Volume 559: debated on Thursday 7 March 2013

3. What steps he is taking to prepare and adapt homes, businesses, agricultural practices and infrastructure against the threat of flooding and water scarcity resulting from the increased frequency of extreme weather. (146578)

The Government will publish a report on the national adaptation programme later this year, which will set out actions to address the impacts of the increased frequency of extreme weather events on the built environment, our infrastructure network, businesses, our farming and forestry sectors, the natural environment and our health. The Government are spending £2.3 billion on reducing the risk from flooding and coastal erosion over this four-year period.

I am grateful to the Minister for his response. He will know that last year in the UK flooding was experienced on one in every five days, while on one in every four days there was drought subject to a hosepipe ban. One in seven houses and 10% of the country’s critical infrastructure are now exposed to flood risk, yet by 2014-15 some 23% less will be spent on these matters. Will the Minister consider the exhortation from the chairman of the Environment Agency to take urgent action now to avoid the coming problems?
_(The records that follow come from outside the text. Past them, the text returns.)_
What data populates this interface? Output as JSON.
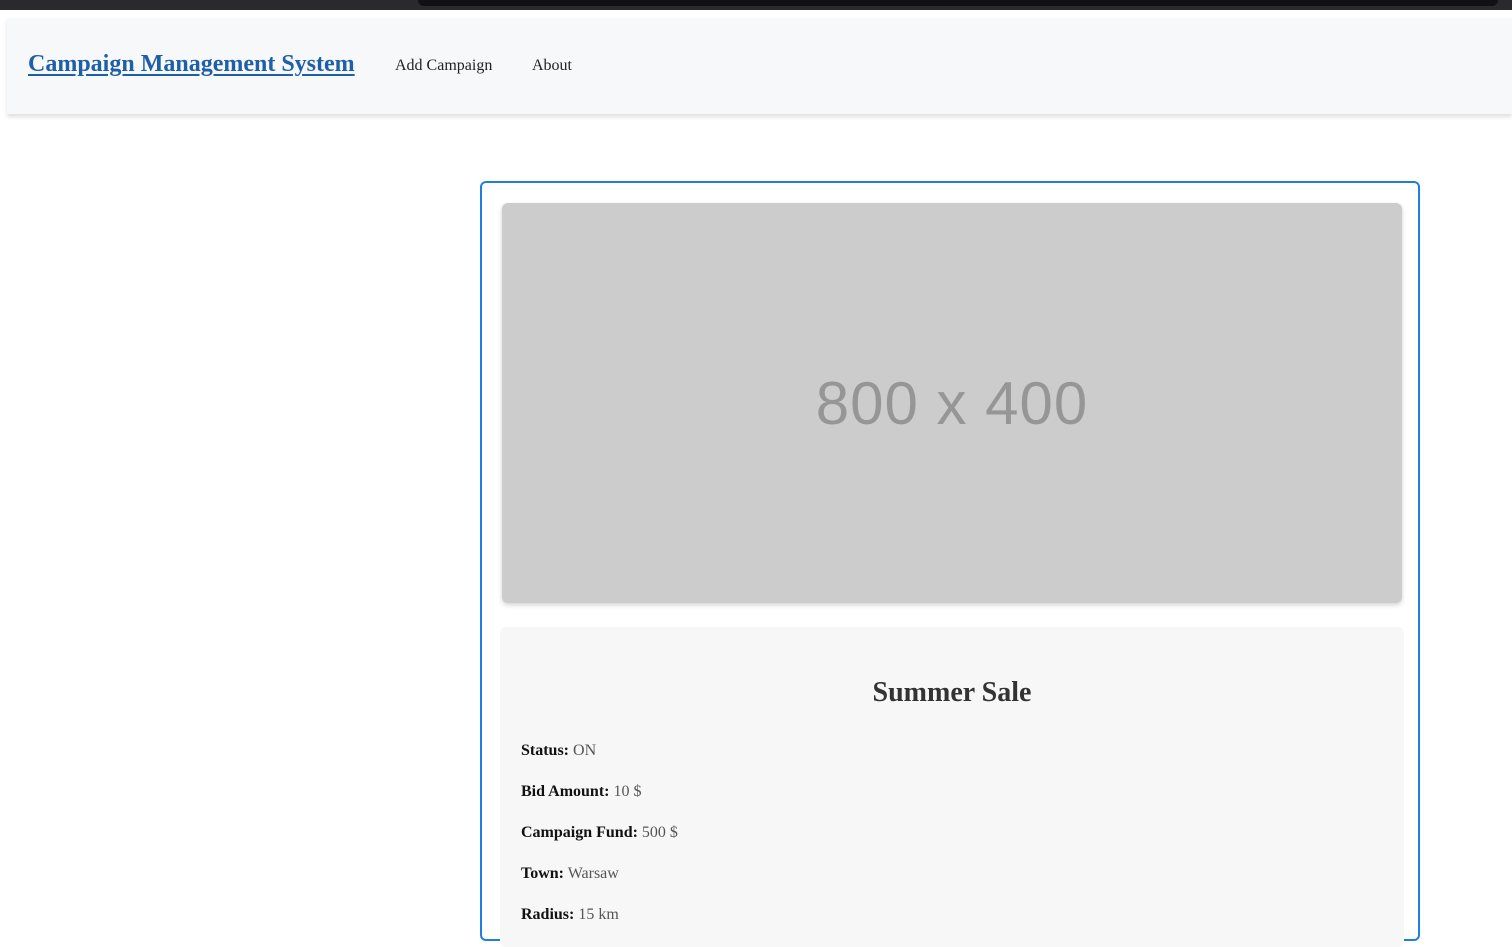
{
  "navbar": {
    "brand": "Campaign Management System",
    "links": [
      "Add Campaign",
      "About"
    ]
  },
  "campaign": {
    "image_placeholder": "800 x 400",
    "title": "Summer Sale",
    "fields": [
      {
        "label": "Status:",
        "value": "ON"
      },
      {
        "label": "Bid Amount:",
        "value": "10 $"
      },
      {
        "label": "Campaign Fund:",
        "value": "500 $"
      },
      {
        "label": "Town:",
        "value": "Warsaw"
      },
      {
        "label": "Radius:",
        "value": "15 km"
      }
    ]
  },
  "colors": {
    "brand": "#1f5fa8",
    "card_border": "#1e7fe0",
    "placeholder_bg": "#cccccc",
    "navbar_bg": "#f7f8fa"
  }
}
The hon. Gentleman makes a very good point about the extremes of weather we have experienced in the last 12 months. We were facing a real problem with drought, and there was a 3% chance of getting a sufficiently wet summer to alleviate it, yet it happened. However, it has of course brought huge other problems. I do not accept the hon. Gentleman’s point about the level of spending—I refer him back to my response to the previous question—and I can assure him that we listen very carefully to experts in the EA. When we asked its leadership what further projects it could bring forward if we found extra money, it told us and we got the money; that was announced in the September statement.
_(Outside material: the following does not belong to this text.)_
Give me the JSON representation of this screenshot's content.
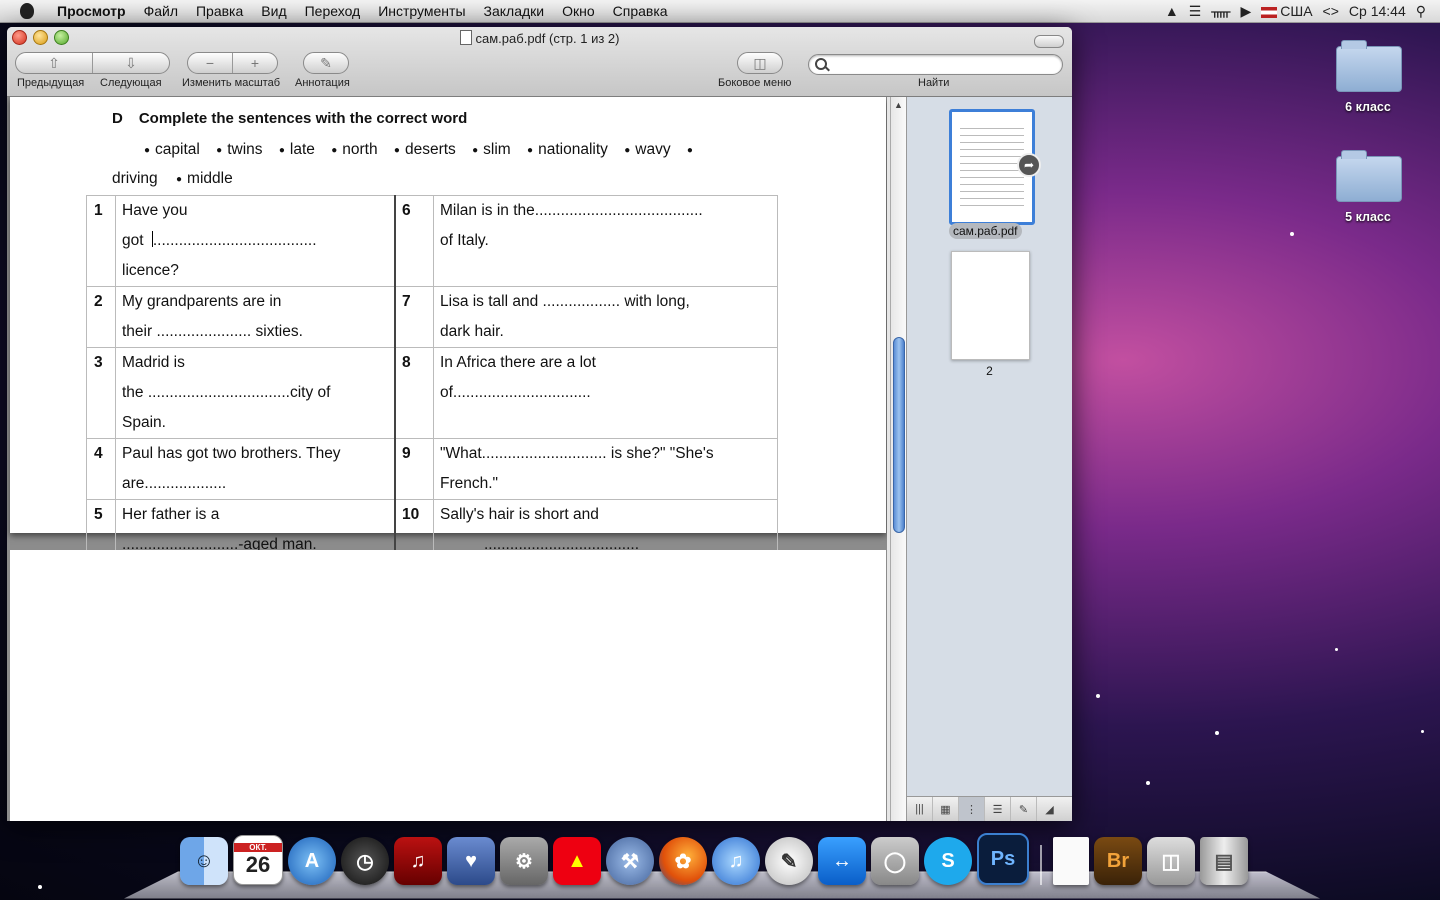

What can the Minister do to assist residents who live near small tributaries and who cannot understand which authority is responsible for them? There seems to be confusion between highways authorities, the EA, local councils and county councils as to who has responsibility for clearing the waterways around tributaries.

My hon. Friend makes a very good point. This matter was discussed at yesterday’s EA board meeting and we are in close touch with the EA and other organisations. There is a degree of confusion. That was brought out in the Pitt review. Some effort has been put in, and some progress has been made in addressing the problem, but I absolutely concede we are not there yet and there is still confusion about who is responsible and what the priorities are. We want to make sure that the priorities are protecting people and their properties and the environment.